Faith and unbelief are not just matters of proof or evidence. Underlying the rational is the emotional. Some people don’t believe because they don’t want to believe. Some people don’t accept the evidence because they are unwilling to see the evidence. Some people can’t accept the story of Jesus because they are committed to their own story.

If you have studied Christian apologetics you may have noticed something familiar in this passage.

There are three responses in Mark to the claims and the evidences of Jesus:


  1. He’s crazy – he needs to be controlled.
  2. He’s evil – he needs to be exposed and eliminated.
  3. He’s lord – we need to be humbled and awed.


A preacher by the name of John Duncan in the 1800s called this the trilemma: Jesus deceived others by conscious fraud, he himself was deceived or he was divine.

C.S. Lewis made it famous in his radio addresses on Mere Christianity: Lord, liar or lunatic.

“I am trying here to prevent anyone saying the really foolish thing that people often say about Him: I’m ready to accept Jesus as a great moral teacher, but I don’t accept his claim to be God. That is the one thing we must not say. A man who was merely a man and said the sort of things Jesus said would not be a great moral teacher.

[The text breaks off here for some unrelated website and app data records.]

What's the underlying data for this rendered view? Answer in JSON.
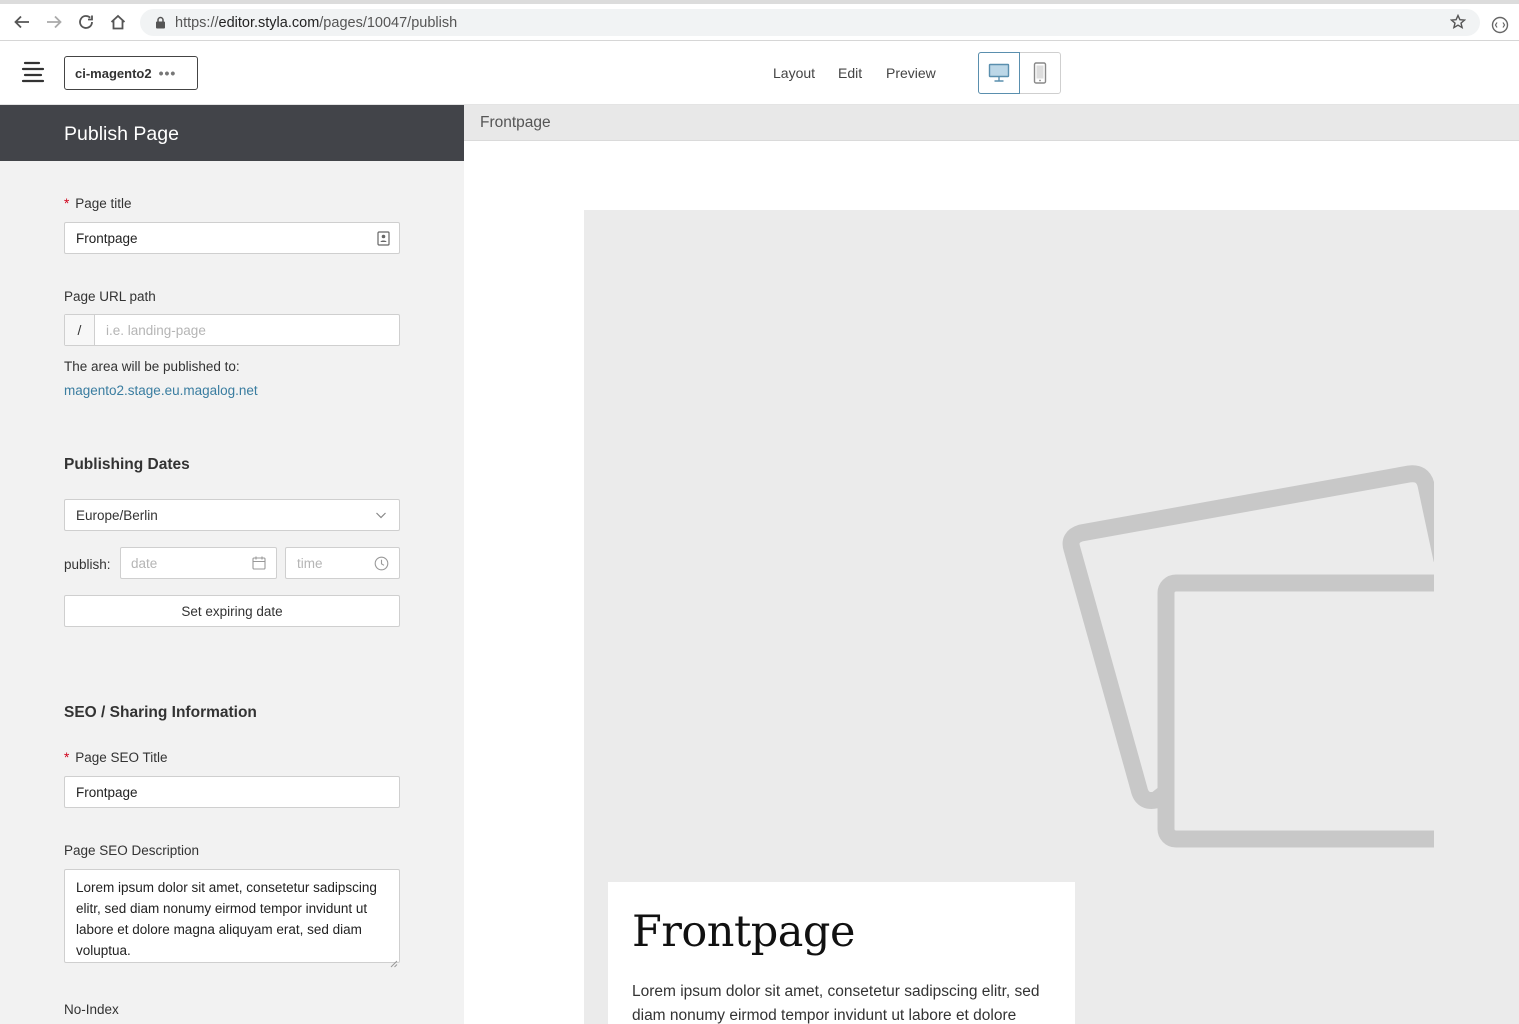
{
  "browser": {
    "url_prefix": "https://",
    "url_host": "editor.styla.com",
    "url_path": "/pages/10047/publish"
  },
  "header": {
    "workspace": "ci-magento2",
    "workspace_more": "•••",
    "nav": {
      "layout": "Layout",
      "edit": "Edit",
      "preview": "Preview"
    },
    "active_device": "desktop"
  },
  "sidebar": {
    "title": "Publish Page",
    "page_title": {
      "required_mark": "*",
      "label": "Page title",
      "value": "Frontpage"
    },
    "url_path": {
      "label": "Page URL path",
      "prefix": "/",
      "placeholder": "i.e. landing-page",
      "info": "The area will be published to:",
      "domain": "magento2.stage.eu.magalog.net"
    },
    "publishing": {
      "title": "Publishing Dates",
      "timezone": "Europe/Berlin",
      "publish_label": "publish:",
      "date_placeholder": "date",
      "time_placeholder": "time",
      "expiring_button": "Set expiring date"
    },
    "seo": {
      "title": "SEO / Sharing Information",
      "seo_title_required": "*",
      "seo_title_label": "Page SEO Title",
      "seo_title_value": "Frontpage",
      "description_label": "Page SEO Description",
      "description_value": "Lorem ipsum dolor sit amet, consetetur sadipscing elitr, sed diam nonumy eirmod tempor invidunt ut labore et dolore magna aliquyam erat, sed diam voluptua.",
      "noindex_label": "No-Index"
    }
  },
  "preview": {
    "bar_title": "Frontpage",
    "card_title": "Frontpage",
    "card_body": "Lorem ipsum dolor sit amet, consetetur sadipscing elitr, sed diam nonumy eirmod tempor invidunt ut labore et dolore"
  },
  "colors": {
    "sidebar_header": "#424449",
    "link": "#3a7da0",
    "required": "#d0021b",
    "active_device": "#5a8fae"
  }
}
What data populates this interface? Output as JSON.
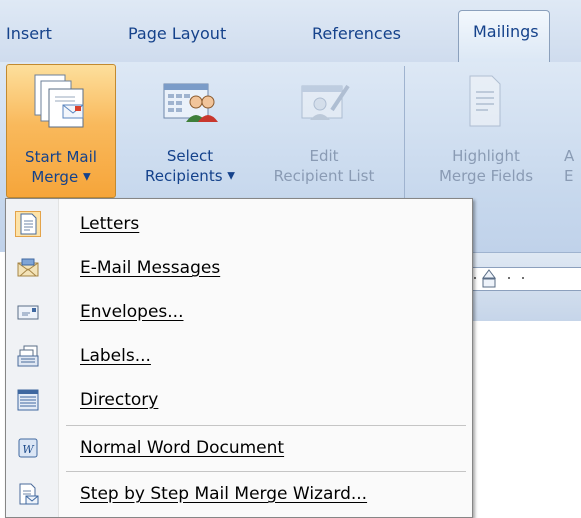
{
  "tabs": [
    {
      "label": "Insert",
      "active": false
    },
    {
      "label": "Page Layout",
      "active": false
    },
    {
      "label": "References",
      "active": false
    },
    {
      "label": "Mailings",
      "active": true
    }
  ],
  "ribbon": {
    "start_mail_merge": {
      "line1": "Start Mail",
      "line2": "Merge",
      "icon": "start-mail-merge-icon"
    },
    "select_recipients": {
      "line1": "Select",
      "line2": "Recipients",
      "icon": "select-recipients-icon"
    },
    "edit_recipient_list": {
      "line1": "Edit",
      "line2": "Recipient List",
      "icon": "edit-recipient-list-icon"
    },
    "highlight_merge_fields": {
      "line1": "Highlight",
      "line2": "Merge Fields",
      "icon": "highlight-merge-fields-icon"
    },
    "cut_next": {
      "line1": "A",
      "line2": "E"
    }
  },
  "menu": {
    "items": [
      {
        "label": "Letters",
        "icon": "letters-icon"
      },
      {
        "label": "E-Mail Messages",
        "icon": "email-messages-icon"
      },
      {
        "label": "Envelopes...",
        "icon": "envelopes-icon"
      },
      {
        "label": "Labels...",
        "icon": "labels-icon"
      },
      {
        "label": "Directory",
        "icon": "directory-icon"
      },
      {
        "label": "Normal Word Document",
        "icon": "normal-word-document-icon"
      },
      {
        "label": "Step by Step Mail Merge Wizard...",
        "icon": "mail-merge-wizard-icon"
      }
    ]
  },
  "colors": {
    "accent": "#f6a53a",
    "ribbon_text": "#15428b",
    "disabled_text": "#8a9bb4"
  }
}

He would either be a lunatic—on the level with the man who says he is a poached egg—or else he would be the Devil of Hell. You must make your choice. Either this man was, and is, the Son of God, or else a madman or something worse. You can shut him up for a fool, you can spit at him and kill him as a demon or you can fall at his feet and call him Lord and God, but let us not come with any patronising nonsense about his being a great human teacher. He has not left that open to us. He did not intend to. . . . Now it seems to me obvious that He was neither a lunatic nor a fiend: and consequently, however strange or terrifying or unlikely it may seem, I have to accept the view that He was and is God. (Mere Christianity, 55-56)”

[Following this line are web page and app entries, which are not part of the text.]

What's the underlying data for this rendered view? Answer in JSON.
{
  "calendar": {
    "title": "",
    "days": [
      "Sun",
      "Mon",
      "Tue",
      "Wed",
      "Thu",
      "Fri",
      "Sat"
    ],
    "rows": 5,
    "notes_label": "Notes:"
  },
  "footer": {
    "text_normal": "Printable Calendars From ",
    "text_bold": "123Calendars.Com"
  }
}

Christus Victor requires total allegiance.

Mark moves from family to scribes and now back to family.

Usually family is on the inside and the more distant conne

ctions on the outside. It’s the other way around here. Jesus looks at those on the inner circle with him – “these are my family.” This unsettles the privileged and uplifts the dejected. Anyone can join the family of Jesus. He is redefining family. Allegiance to Jesus has cost many people their family relationships. (Ferguson – is your relationship to Jesus natural or spiritual?)

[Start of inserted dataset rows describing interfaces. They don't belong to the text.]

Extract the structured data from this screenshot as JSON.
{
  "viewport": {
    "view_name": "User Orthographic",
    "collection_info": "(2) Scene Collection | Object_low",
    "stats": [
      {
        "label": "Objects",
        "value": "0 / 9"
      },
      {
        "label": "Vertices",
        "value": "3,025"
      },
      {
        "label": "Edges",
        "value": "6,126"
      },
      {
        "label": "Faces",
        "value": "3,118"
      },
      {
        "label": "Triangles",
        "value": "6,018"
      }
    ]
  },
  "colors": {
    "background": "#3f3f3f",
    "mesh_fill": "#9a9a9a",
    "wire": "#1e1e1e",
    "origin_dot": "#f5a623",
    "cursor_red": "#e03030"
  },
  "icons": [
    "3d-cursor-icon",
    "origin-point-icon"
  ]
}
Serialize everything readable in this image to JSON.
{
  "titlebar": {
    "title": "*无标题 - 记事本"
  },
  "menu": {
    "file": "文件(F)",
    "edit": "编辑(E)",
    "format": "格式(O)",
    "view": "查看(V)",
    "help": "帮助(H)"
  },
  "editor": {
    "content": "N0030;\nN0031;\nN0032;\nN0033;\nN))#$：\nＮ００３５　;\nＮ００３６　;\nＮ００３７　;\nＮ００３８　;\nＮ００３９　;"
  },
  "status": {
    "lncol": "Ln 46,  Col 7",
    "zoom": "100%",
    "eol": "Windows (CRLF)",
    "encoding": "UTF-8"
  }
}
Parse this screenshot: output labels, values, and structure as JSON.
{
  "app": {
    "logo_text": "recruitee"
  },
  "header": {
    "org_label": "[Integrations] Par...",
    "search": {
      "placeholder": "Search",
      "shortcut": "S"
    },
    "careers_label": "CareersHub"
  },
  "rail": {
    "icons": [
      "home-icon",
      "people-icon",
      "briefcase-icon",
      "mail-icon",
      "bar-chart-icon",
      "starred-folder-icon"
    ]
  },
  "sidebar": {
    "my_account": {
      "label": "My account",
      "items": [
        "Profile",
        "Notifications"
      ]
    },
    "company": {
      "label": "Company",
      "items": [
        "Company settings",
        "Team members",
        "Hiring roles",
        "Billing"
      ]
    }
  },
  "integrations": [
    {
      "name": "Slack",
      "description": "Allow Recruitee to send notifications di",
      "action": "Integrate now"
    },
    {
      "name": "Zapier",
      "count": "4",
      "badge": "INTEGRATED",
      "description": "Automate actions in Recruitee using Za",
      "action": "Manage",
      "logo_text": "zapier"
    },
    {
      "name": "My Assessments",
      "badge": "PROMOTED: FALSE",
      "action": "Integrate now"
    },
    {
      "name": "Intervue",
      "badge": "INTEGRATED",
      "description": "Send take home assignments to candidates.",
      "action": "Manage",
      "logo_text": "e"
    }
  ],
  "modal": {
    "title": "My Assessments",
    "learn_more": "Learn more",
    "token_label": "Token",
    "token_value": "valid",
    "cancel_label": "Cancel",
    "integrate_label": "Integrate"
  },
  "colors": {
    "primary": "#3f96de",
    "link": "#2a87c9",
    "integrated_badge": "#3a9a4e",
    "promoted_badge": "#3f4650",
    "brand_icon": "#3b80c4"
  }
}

“There are only two kinds of people: those who sit on the inside at Jesus’ feet and those who stand on the outside with false assumptions” -Edwards

Jesus adds sisters (giving equal honor to women), does not include father (because Joseph has died or because that role can only go to God?)

Anyone can be an insider who sits at Jesus’ feet and does the will of his Father, and no one can be an insider who does not. -Edwards

The people who had the best access to Jesus – his family through years of relationship and the scribes through years of study of the Scriptures – the ones who should have been the first to acknowledge him end up on the outside.

What this means for families – it’s central to God’s plan. But it is not God.


“Anyone who loves their father or mother more than me is not worthy of me; anyone who loves their son or daughter more than me is not worthy of me.”

Matthew 10:37


Christ’s victory is an all out war which creates a new order that demands our total allegiance.

We can rejoice in his victory. We can join him in battle over captive souls.

Tom Brown is the planting pastor of Vintage Faith Church in Wichita. Tom and his wife, Mandy, have worked together in ministry for 18 years and have four children. More about Pastor Tom Brown